### The problem:
An exact retyping of all lines below is the answer; pictures do not belong in it.

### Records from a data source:
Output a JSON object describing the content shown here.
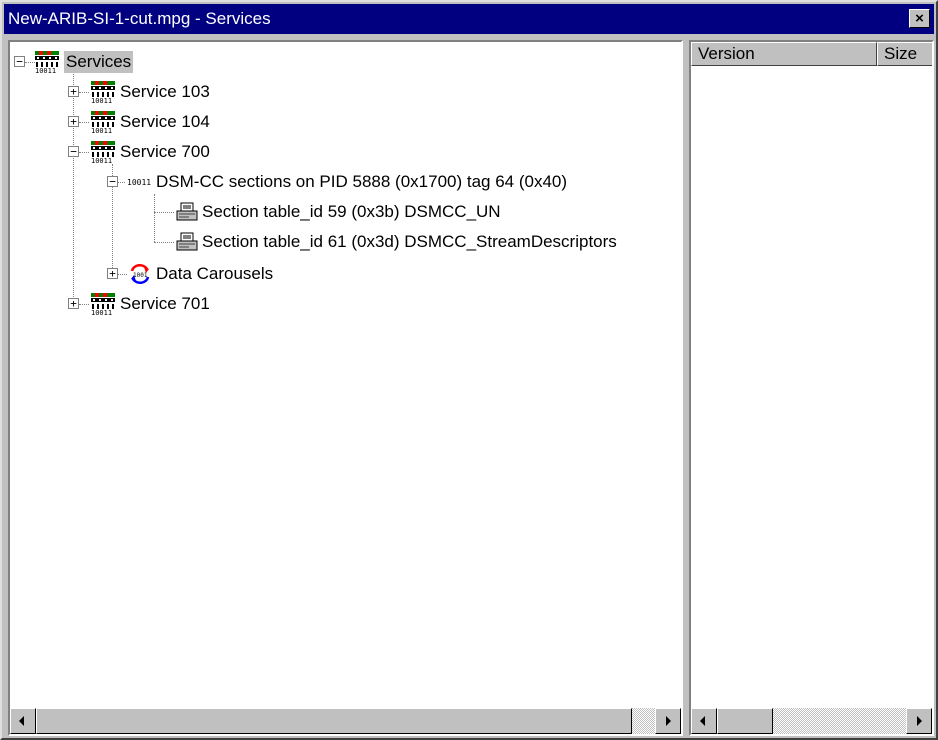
{
  "window": {
    "title": "New-ARIB-SI-1-cut.mpg - Services",
    "close_glyph": "×"
  },
  "tree": {
    "root": {
      "label": "Services",
      "expander": "−",
      "icon": "service-stream-icon"
    },
    "service_103": {
      "label": "Service 103",
      "expander": "+",
      "icon": "service-stream-icon"
    },
    "service_104": {
      "label": "Service 104",
      "expander": "+",
      "icon": "service-stream-icon"
    },
    "service_700": {
      "label": "Service 700",
      "expander": "−",
      "icon": "service-stream-icon"
    },
    "dsmcc": {
      "label": "DSM-CC sections on PID 5888 (0x1700) tag 64 (0x40)",
      "expander": "−",
      "icon": "pid-bits-icon"
    },
    "section_59": {
      "label": "Section table_id 59 (0x3b) DSMCC_UN",
      "icon": "section-table-icon"
    },
    "section_61": {
      "label": "Section table_id 61 (0x3d) DSMCC_StreamDescriptors",
      "icon": "section-table-icon"
    },
    "carousels": {
      "label": "Data Carousels",
      "expander": "+",
      "icon": "carousel-icon"
    },
    "service_701": {
      "label": "Service 701",
      "expander": "+",
      "icon": "service-stream-icon"
    }
  },
  "details": {
    "columns": [
      "Version",
      "Size"
    ]
  },
  "colors": {
    "titlebar": "#000080",
    "face": "#c0c0c0",
    "selection": "#c0c0c0"
  }
}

### Result of the task:
Output a JSON object describing the content shown here.
{
  "window": {
    "title": "New-ARIB-SI-1-cut.mpg - Services",
    "close_glyph": "×"
  },
  "tree": {
    "root": {
      "label": "Services",
      "expander": "−",
      "icon": "service-stream-icon"
    },
    "service_103": {
      "label": "Service 103",
      "expander": "+",
      "icon": "service-stream-icon"
    },
    "service_104": {
      "label": "Service 104",
      "expander": "+",
      "icon": "service-stream-icon"
    },
    "service_700": {
      "label": "Service 700",
      "expander": "−",
      "icon": "service-stream-icon"
    },
    "dsmcc": {
      "label": "DSM-CC sections on PID 5888 (0x1700) tag 64 (0x40)",
      "expander": "−",
      "icon": "pid-bits-icon"
    },
    "section_59": {
      "label": "Section table_id 59 (0x3b) DSMCC_UN",
      "icon": "section-table-icon"
    },
    "section_61": {
      "label": "Section table_id 61 (0x3d) DSMCC_StreamDescriptors",
      "icon": "section-table-icon"
    },
    "carousels": {
      "label": "Data Carousels",
      "expander": "+",
      "icon": "carousel-icon"
    },
    "service_701": {
      "label": "Service 701",
      "expander": "+",
      "icon": "service-stream-icon"
    }
  },
  "details": {
    "columns": [
      "Version",
      "Size"
    ]
  },
  "colors": {
    "titlebar": "#000080",
    "face": "#c0c0c0",
    "selection": "#c0c0c0"
  }
}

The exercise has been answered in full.